Ecological Literature and Week 3’s goals

So it’s finally Spring Break for us here at Bridgewater State University.

Instead of getting on a plane and taking a vacation somewhere where I’d have to participate in an incredible expenditure of fuel, I’m going to stay home and commit to my personal work and  writing.

I’ve read a lot of interesting literature as part of my “Sustainable Cities” course, one of which is Aldo Leopold’s “Land Ethic”. I’ve Linked it below, and I highly recommend the read to anyone. How true his words remain today. He essentially discusses extending our concept of ethics to incorporate the physical world. Without the necessary attitude, moving on to policy change will be difficult.
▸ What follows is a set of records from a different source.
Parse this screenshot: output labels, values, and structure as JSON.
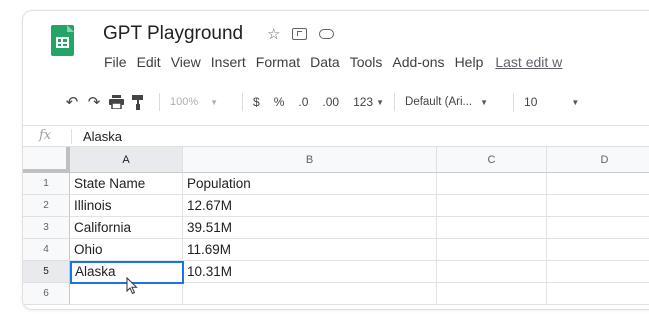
{
  "app": {
    "title": "GPT Playground",
    "icons": [
      "star-icon",
      "move-to-folder-icon",
      "cloud-status-icon"
    ],
    "brand_color": "#23a566"
  },
  "menu": {
    "items": [
      "File",
      "Edit",
      "View",
      "Insert",
      "Format",
      "Data",
      "Tools",
      "Add-ons",
      "Help"
    ],
    "last_edit": "Last edit w"
  },
  "toolbar": {
    "icons": [
      "undo-icon",
      "redo-icon",
      "print-icon",
      "paint-format-icon"
    ],
    "zoom": "100%",
    "currency": "$",
    "percent": "%",
    "decrease_decimal": ".0",
    "increase_decimal": ".00",
    "more_formats": "123",
    "font": "Default (Ari...",
    "font_size": "10"
  },
  "formula_bar": {
    "fx_label": "fx",
    "value": "Alaska"
  },
  "grid": {
    "columns": [
      "A",
      "B",
      "C",
      "D"
    ],
    "rows": [
      "1",
      "2",
      "3",
      "4",
      "5",
      "6"
    ],
    "cells": [
      [
        "State Name",
        "Population",
        "",
        ""
      ],
      [
        "Illinois",
        "12.67M",
        "",
        ""
      ],
      [
        "California",
        "39.51M",
        "",
        ""
      ],
      [
        "Ohio",
        "11.69M",
        "",
        ""
      ],
      [
        "Alaska",
        "10.31M",
        "",
        ""
      ],
      [
        "",
        "",
        "",
        ""
      ]
    ],
    "active_cell": "A5",
    "selection_color": "#1a73e8"
  }
}
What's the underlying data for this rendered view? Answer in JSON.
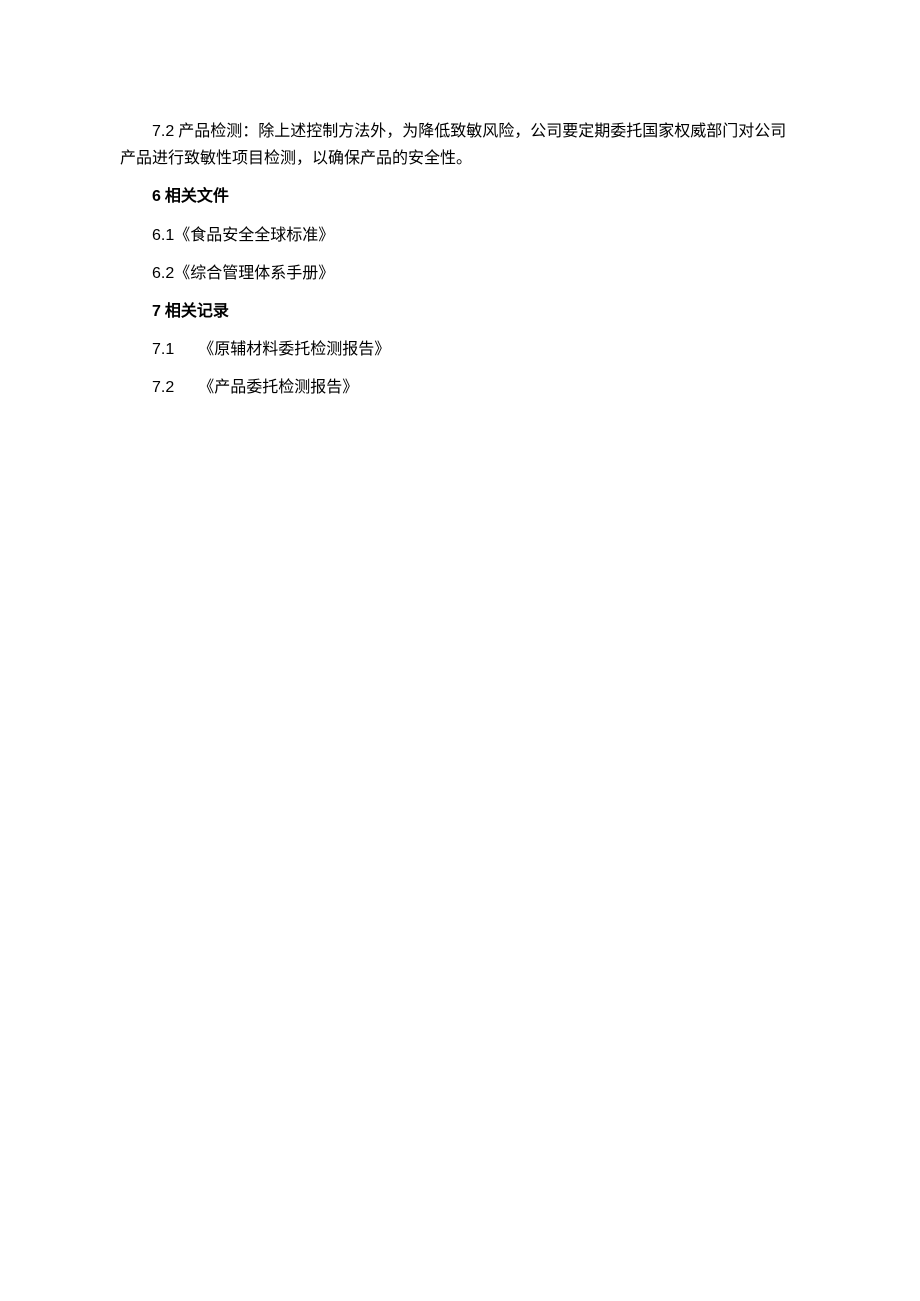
{
  "section72": {
    "number": "7.2",
    "text": "  产品检测：除上述控制方法外，为降低致敏风险，公司要定期委托国家权威部门对公司产品进行致敏性项目检测，以确保产品的安全性。"
  },
  "heading6": {
    "number": "6",
    "text": " 相关文件"
  },
  "item61": {
    "number": "6.1",
    "text": "《食品安全全球标准》"
  },
  "item62": {
    "number": "6.2",
    "text": "《综合管理体系手册》"
  },
  "heading7": {
    "number": "7",
    "text": " 相关记录"
  },
  "item71": {
    "number": "7.1",
    "text": "《原辅材料委托检测报告》"
  },
  "item72": {
    "number": "7.2",
    "text": "《产品委托检测报告》"
  }
}
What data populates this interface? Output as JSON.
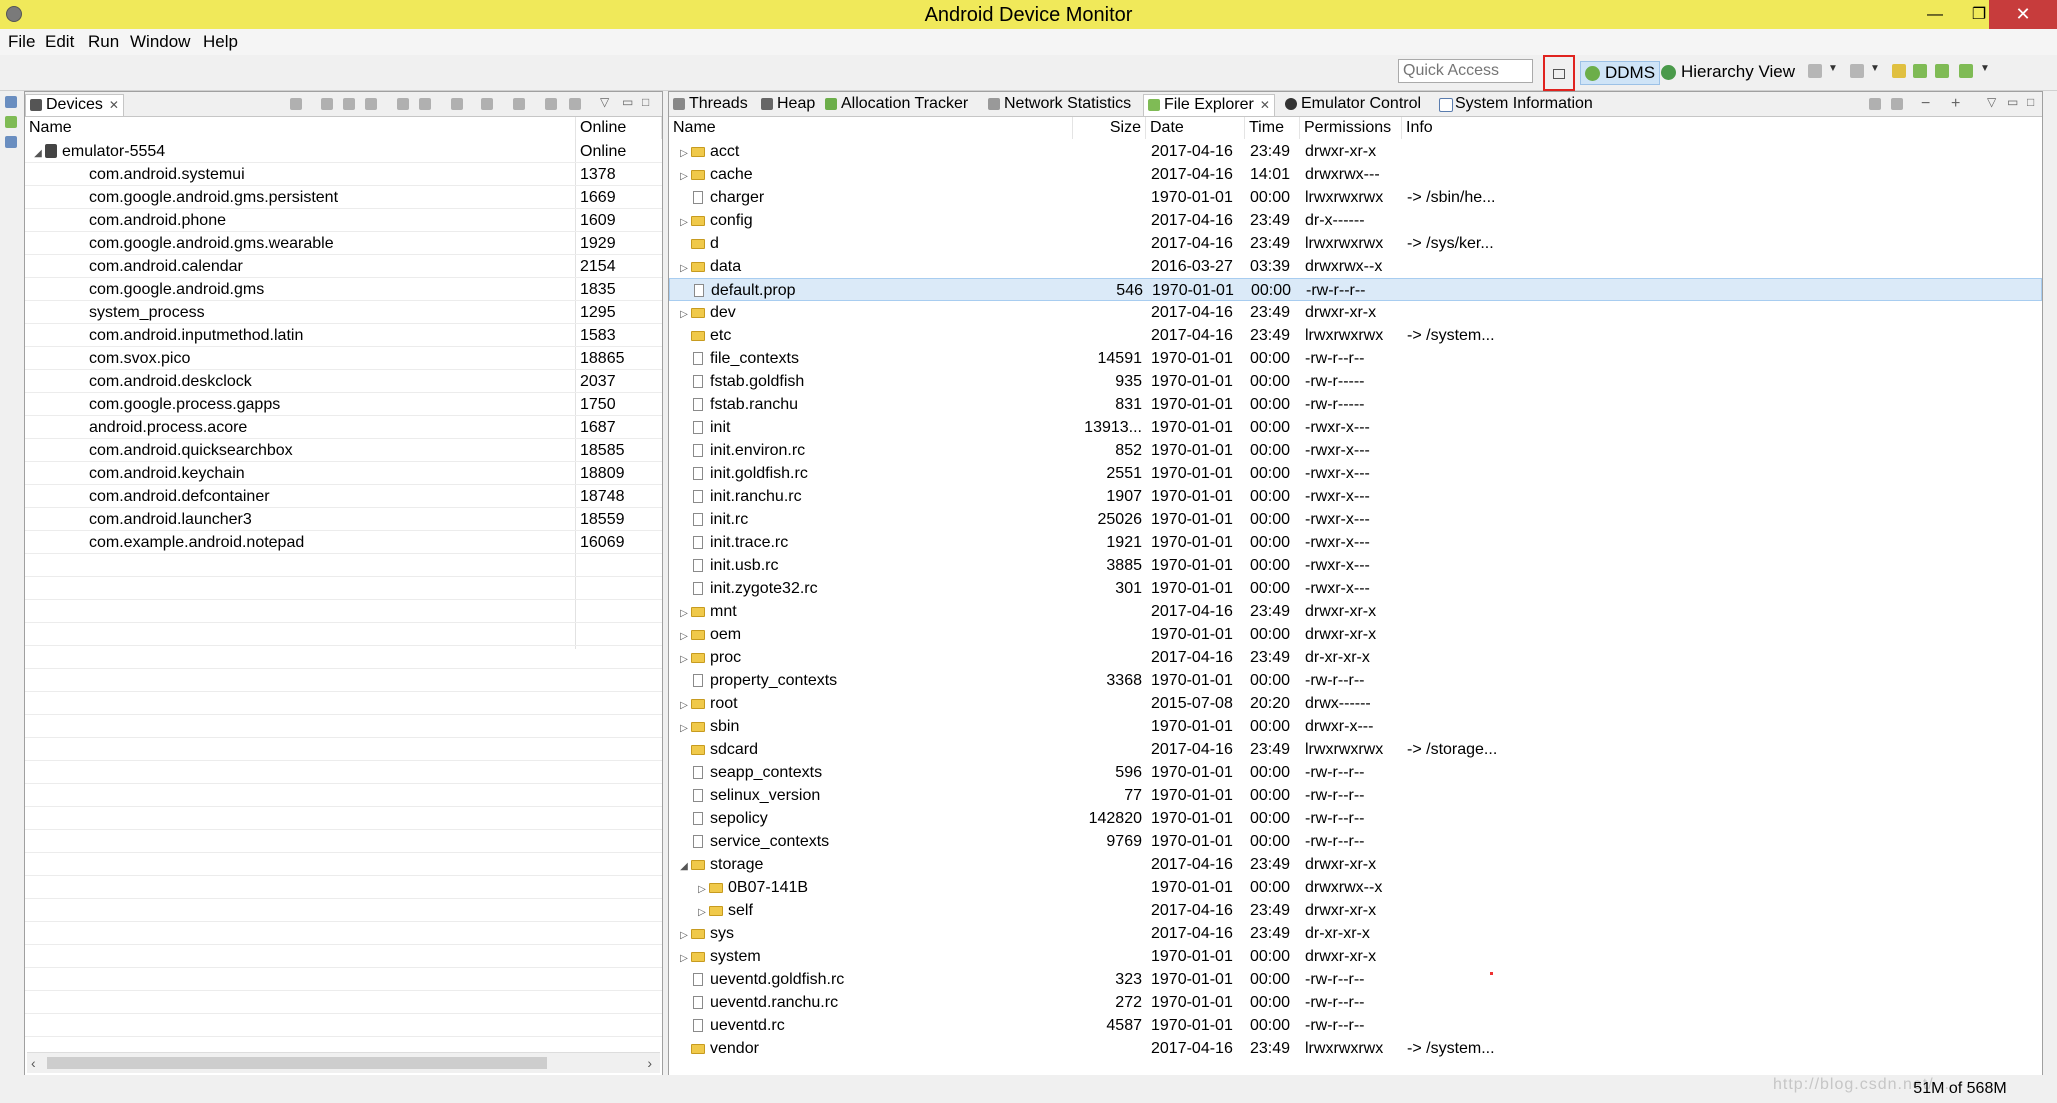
{
  "window": {
    "title": "Android Device Monitor",
    "minimize": "—",
    "maximize": "❐",
    "close": "✕"
  },
  "menu": [
    "File",
    "Edit",
    "Run",
    "Window",
    "Help"
  ],
  "toolbar": {
    "quick_access_placeholder": "Quick Access",
    "perspectives": [
      "DDMS",
      "Hierarchy View"
    ]
  },
  "devices_panel": {
    "tab": "Devices",
    "columns": [
      "Name",
      "Online"
    ],
    "device": {
      "name": "emulator-5554",
      "status": "Online"
    },
    "processes": [
      {
        "name": "com.android.systemui",
        "pid": "1378"
      },
      {
        "name": "com.google.android.gms.persistent",
        "pid": "1669"
      },
      {
        "name": "com.android.phone",
        "pid": "1609"
      },
      {
        "name": "com.google.android.gms.wearable",
        "pid": "1929"
      },
      {
        "name": "com.android.calendar",
        "pid": "2154"
      },
      {
        "name": "com.google.android.gms",
        "pid": "1835"
      },
      {
        "name": "system_process",
        "pid": "1295"
      },
      {
        "name": "com.android.inputmethod.latin",
        "pid": "1583"
      },
      {
        "name": "com.svox.pico",
        "pid": "18865"
      },
      {
        "name": "com.android.deskclock",
        "pid": "2037"
      },
      {
        "name": "com.google.process.gapps",
        "pid": "1750"
      },
      {
        "name": "android.process.acore",
        "pid": "1687"
      },
      {
        "name": "com.android.quicksearchbox",
        "pid": "18585"
      },
      {
        "name": "com.android.keychain",
        "pid": "18809"
      },
      {
        "name": "com.android.defcontainer",
        "pid": "18748"
      },
      {
        "name": "com.android.launcher3",
        "pid": "18559"
      },
      {
        "name": "com.example.android.notepad",
        "pid": "16069"
      }
    ]
  },
  "right_tabs": [
    "Threads",
    "Heap",
    "Allocation Tracker",
    "Network Statistics",
    "File Explorer",
    "Emulator Control",
    "System Information"
  ],
  "file_explorer": {
    "columns": [
      "Name",
      "Size",
      "Date",
      "Time",
      "Permissions",
      "Info"
    ],
    "files": [
      {
        "name": "acct",
        "size": "",
        "date": "2017-04-16",
        "time": "23:49",
        "perm": "drwxr-xr-x",
        "info": "",
        "type": "folder",
        "level": 0,
        "expand": "closed"
      },
      {
        "name": "cache",
        "size": "",
        "date": "2017-04-16",
        "time": "14:01",
        "perm": "drwxrwx---",
        "info": "",
        "type": "folder",
        "level": 0,
        "expand": "closed"
      },
      {
        "name": "charger",
        "size": "",
        "date": "1970-01-01",
        "time": "00:00",
        "perm": "lrwxrwxrwx",
        "info": "-> /sbin/he...",
        "type": "file",
        "level": 0,
        "expand": "none"
      },
      {
        "name": "config",
        "size": "",
        "date": "2017-04-16",
        "time": "23:49",
        "perm": "dr-x------",
        "info": "",
        "type": "folder",
        "level": 0,
        "expand": "closed"
      },
      {
        "name": "d",
        "size": "",
        "date": "2017-04-16",
        "time": "23:49",
        "perm": "lrwxrwxrwx",
        "info": "-> /sys/ker...",
        "type": "folder",
        "level": 0,
        "expand": "none"
      },
      {
        "name": "data",
        "size": "",
        "date": "2016-03-27",
        "time": "03:39",
        "perm": "drwxrwx--x",
        "info": "",
        "type": "folder",
        "level": 0,
        "expand": "closed"
      },
      {
        "name": "default.prop",
        "size": "546",
        "date": "1970-01-01",
        "time": "00:00",
        "perm": "-rw-r--r--",
        "info": "",
        "type": "file",
        "level": 0,
        "expand": "none",
        "selected": true
      },
      {
        "name": "dev",
        "size": "",
        "date": "2017-04-16",
        "time": "23:49",
        "perm": "drwxr-xr-x",
        "info": "",
        "type": "folder",
        "level": 0,
        "expand": "closed"
      },
      {
        "name": "etc",
        "size": "",
        "date": "2017-04-16",
        "time": "23:49",
        "perm": "lrwxrwxrwx",
        "info": "-> /system...",
        "type": "folder",
        "level": 0,
        "expand": "none"
      },
      {
        "name": "file_contexts",
        "size": "14591",
        "date": "1970-01-01",
        "time": "00:00",
        "perm": "-rw-r--r--",
        "info": "",
        "type": "file",
        "level": 0,
        "expand": "none"
      },
      {
        "name": "fstab.goldfish",
        "size": "935",
        "date": "1970-01-01",
        "time": "00:00",
        "perm": "-rw-r-----",
        "info": "",
        "type": "file",
        "level": 0,
        "expand": "none"
      },
      {
        "name": "fstab.ranchu",
        "size": "831",
        "date": "1970-01-01",
        "time": "00:00",
        "perm": "-rw-r-----",
        "info": "",
        "type": "file",
        "level": 0,
        "expand": "none"
      },
      {
        "name": "init",
        "size": "13913...",
        "date": "1970-01-01",
        "time": "00:00",
        "perm": "-rwxr-x---",
        "info": "",
        "type": "file",
        "level": 0,
        "expand": "none"
      },
      {
        "name": "init.environ.rc",
        "size": "852",
        "date": "1970-01-01",
        "time": "00:00",
        "perm": "-rwxr-x---",
        "info": "",
        "type": "file",
        "level": 0,
        "expand": "none"
      },
      {
        "name": "init.goldfish.rc",
        "size": "2551",
        "date": "1970-01-01",
        "time": "00:00",
        "perm": "-rwxr-x---",
        "info": "",
        "type": "file",
        "level": 0,
        "expand": "none"
      },
      {
        "name": "init.ranchu.rc",
        "size": "1907",
        "date": "1970-01-01",
        "time": "00:00",
        "perm": "-rwxr-x---",
        "info": "",
        "type": "file",
        "level": 0,
        "expand": "none"
      },
      {
        "name": "init.rc",
        "size": "25026",
        "date": "1970-01-01",
        "time": "00:00",
        "perm": "-rwxr-x---",
        "info": "",
        "type": "file",
        "level": 0,
        "expand": "none"
      },
      {
        "name": "init.trace.rc",
        "size": "1921",
        "date": "1970-01-01",
        "time": "00:00",
        "perm": "-rwxr-x---",
        "info": "",
        "type": "file",
        "level": 0,
        "expand": "none"
      },
      {
        "name": "init.usb.rc",
        "size": "3885",
        "date": "1970-01-01",
        "time": "00:00",
        "perm": "-rwxr-x---",
        "info": "",
        "type": "file",
        "level": 0,
        "expand": "none"
      },
      {
        "name": "init.zygote32.rc",
        "size": "301",
        "date": "1970-01-01",
        "time": "00:00",
        "perm": "-rwxr-x---",
        "info": "",
        "type": "file",
        "level": 0,
        "expand": "none"
      },
      {
        "name": "mnt",
        "size": "",
        "date": "2017-04-16",
        "time": "23:49",
        "perm": "drwxr-xr-x",
        "info": "",
        "type": "folder",
        "level": 0,
        "expand": "closed"
      },
      {
        "name": "oem",
        "size": "",
        "date": "1970-01-01",
        "time": "00:00",
        "perm": "drwxr-xr-x",
        "info": "",
        "type": "folder",
        "level": 0,
        "expand": "closed"
      },
      {
        "name": "proc",
        "size": "",
        "date": "2017-04-16",
        "time": "23:49",
        "perm": "dr-xr-xr-x",
        "info": "",
        "type": "folder",
        "level": 0,
        "expand": "closed"
      },
      {
        "name": "property_contexts",
        "size": "3368",
        "date": "1970-01-01",
        "time": "00:00",
        "perm": "-rw-r--r--",
        "info": "",
        "type": "file",
        "level": 0,
        "expand": "none"
      },
      {
        "name": "root",
        "size": "",
        "date": "2015-07-08",
        "time": "20:20",
        "perm": "drwx------",
        "info": "",
        "type": "folder",
        "level": 0,
        "expand": "closed"
      },
      {
        "name": "sbin",
        "size": "",
        "date": "1970-01-01",
        "time": "00:00",
        "perm": "drwxr-x---",
        "info": "",
        "type": "folder",
        "level": 0,
        "expand": "closed"
      },
      {
        "name": "sdcard",
        "size": "",
        "date": "2017-04-16",
        "time": "23:49",
        "perm": "lrwxrwxrwx",
        "info": "-> /storage...",
        "type": "folder",
        "level": 0,
        "expand": "none"
      },
      {
        "name": "seapp_contexts",
        "size": "596",
        "date": "1970-01-01",
        "time": "00:00",
        "perm": "-rw-r--r--",
        "info": "",
        "type": "file",
        "level": 0,
        "expand": "none"
      },
      {
        "name": "selinux_version",
        "size": "77",
        "date": "1970-01-01",
        "time": "00:00",
        "perm": "-rw-r--r--",
        "info": "",
        "type": "file",
        "level": 0,
        "expand": "none"
      },
      {
        "name": "sepolicy",
        "size": "142820",
        "date": "1970-01-01",
        "time": "00:00",
        "perm": "-rw-r--r--",
        "info": "",
        "type": "file",
        "level": 0,
        "expand": "none"
      },
      {
        "name": "service_contexts",
        "size": "9769",
        "date": "1970-01-01",
        "time": "00:00",
        "perm": "-rw-r--r--",
        "info": "",
        "type": "file",
        "level": 0,
        "expand": "none"
      },
      {
        "name": "storage",
        "size": "",
        "date": "2017-04-16",
        "time": "23:49",
        "perm": "drwxr-xr-x",
        "info": "",
        "type": "folder",
        "level": 0,
        "expand": "open"
      },
      {
        "name": "0B07-141B",
        "size": "",
        "date": "1970-01-01",
        "time": "00:00",
        "perm": "drwxrwx--x",
        "info": "",
        "type": "folder",
        "level": 1,
        "expand": "closed"
      },
      {
        "name": "self",
        "size": "",
        "date": "2017-04-16",
        "time": "23:49",
        "perm": "drwxr-xr-x",
        "info": "",
        "type": "folder",
        "level": 1,
        "expand": "closed"
      },
      {
        "name": "sys",
        "size": "",
        "date": "2017-04-16",
        "time": "23:49",
        "perm": "dr-xr-xr-x",
        "info": "",
        "type": "folder",
        "level": 0,
        "expand": "closed"
      },
      {
        "name": "system",
        "size": "",
        "date": "1970-01-01",
        "time": "00:00",
        "perm": "drwxr-xr-x",
        "info": "",
        "type": "folder",
        "level": 0,
        "expand": "closed"
      },
      {
        "name": "ueventd.goldfish.rc",
        "size": "323",
        "date": "1970-01-01",
        "time": "00:00",
        "perm": "-rw-r--r--",
        "info": "",
        "type": "file",
        "level": 0,
        "expand": "none"
      },
      {
        "name": "ueventd.ranchu.rc",
        "size": "272",
        "date": "1970-01-01",
        "time": "00:00",
        "perm": "-rw-r--r--",
        "info": "",
        "type": "file",
        "level": 0,
        "expand": "none"
      },
      {
        "name": "ueventd.rc",
        "size": "4587",
        "date": "1970-01-01",
        "time": "00:00",
        "perm": "-rw-r--r--",
        "info": "",
        "type": "file",
        "level": 0,
        "expand": "none"
      },
      {
        "name": "vendor",
        "size": "",
        "date": "2017-04-16",
        "time": "23:49",
        "perm": "lrwxrwxrwx",
        "info": "-> /system...",
        "type": "folder",
        "level": 0,
        "expand": "none"
      }
    ]
  },
  "status": {
    "memory": "51M of 568M",
    "watermark": "http://blog.csdn.net/..."
  },
  "colors": {
    "titlebar": "#f0e95a",
    "selection": "#dbeaf8",
    "highlight_box": "#e0231f"
  }
}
http://oregonstate.edu/instruct/phl201/modules/texts/text3/leopold.html

Next up is Herman E. Daly’s “Steady-State Economy”. Daly is an “ecological economist” a branch of economics that emphasizes ecological sustainability as the top priority. I couldn’t’ find an except of the text but did provide an article by the guy on 10 policies that would help us move into a more sustainable economy. He claims the current economic paradigm suffers from something called “growthmania”, or the over-emphasis of economic growth. The biggest concern is that costs to the environment are not subtracted from our GDP and instead are added to it; effectively removing the only measure we could have on the ecological consequences of our own economics.

Finally, I’d like to update my status on my own sustainability goals.

So far my family has been pretty good at separating the waste but I’ve found several items that could have been recycled in the trash. I’m going to follow the example of my cousin Pat and actually create a bin with separate compartments to make recycling easier. One of my goals was to reduce the amount I’ve been eating out but so far that’s been a challenge and I’ve given in a few times. However, I made sure not to stop at large chain stores and choose local businesses instead.

Sorry, comments are closed for this post.

202 Spring Street, Marion, MA 02738 • (508) 748-0816 • info@southcoastenergychallenge.org
© Copyright Marion Institute, a 501 (c) 3 nonprofit • Provided by New Bedford Internet

seeal